U.S. homebuilders began work at a slower pace in January than in December. But all of the drop occurred in the volatile area of apartment construction, which sank 24 percent. By contrast, the rate of single-family homebuilding rose 0.8 percent.
Even with the overall decline, the pace of home construction in January was the third-highest since 2008 and was evidence of continued strengthening in residential real estate.
And in an encouraging sign for the rest of the year, applications for building permits, a signal of future construction, topped December’s rate.
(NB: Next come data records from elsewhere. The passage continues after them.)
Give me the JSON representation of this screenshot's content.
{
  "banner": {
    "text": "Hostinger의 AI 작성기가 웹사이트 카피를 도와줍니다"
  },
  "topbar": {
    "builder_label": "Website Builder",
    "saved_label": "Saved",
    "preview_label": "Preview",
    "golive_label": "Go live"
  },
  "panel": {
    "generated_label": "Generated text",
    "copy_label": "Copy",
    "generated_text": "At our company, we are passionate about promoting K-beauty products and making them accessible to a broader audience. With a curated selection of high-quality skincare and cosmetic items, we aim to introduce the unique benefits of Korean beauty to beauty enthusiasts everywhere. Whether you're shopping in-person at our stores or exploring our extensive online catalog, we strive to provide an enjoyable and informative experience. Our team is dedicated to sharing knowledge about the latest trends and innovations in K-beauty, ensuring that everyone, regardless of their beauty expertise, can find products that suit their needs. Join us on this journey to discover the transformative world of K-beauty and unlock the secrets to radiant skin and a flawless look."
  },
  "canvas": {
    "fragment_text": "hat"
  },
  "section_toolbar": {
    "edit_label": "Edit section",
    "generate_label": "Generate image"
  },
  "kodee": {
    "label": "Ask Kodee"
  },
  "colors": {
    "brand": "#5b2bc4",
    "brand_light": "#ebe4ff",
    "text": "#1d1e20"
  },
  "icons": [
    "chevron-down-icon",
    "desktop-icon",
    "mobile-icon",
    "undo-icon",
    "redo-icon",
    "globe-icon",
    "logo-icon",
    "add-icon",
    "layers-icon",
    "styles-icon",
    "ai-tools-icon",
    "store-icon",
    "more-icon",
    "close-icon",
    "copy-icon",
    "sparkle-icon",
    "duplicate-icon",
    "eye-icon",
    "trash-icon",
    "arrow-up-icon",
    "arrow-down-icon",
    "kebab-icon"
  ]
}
Applications for permits are at their highest point since mid-2008.
The Commerce Department said Wednesday that builders started work at a seasonally adjusted annual rate of 890,000 homes last month. That was down 8.5 percent from December, when housing starts had hit an annual rate of 973,000, the most since June 2008.
Analysts had expected a decline on January construction, given the sharp gain in December. December initially had been reported at an annual rate of 920,000. On Wednesday, the department revised up the December pace to 973,000.
January’s was only the second drop in construction in the past six months. It still left the annual pace of homebuilding 23.6 percent higher than a year ago.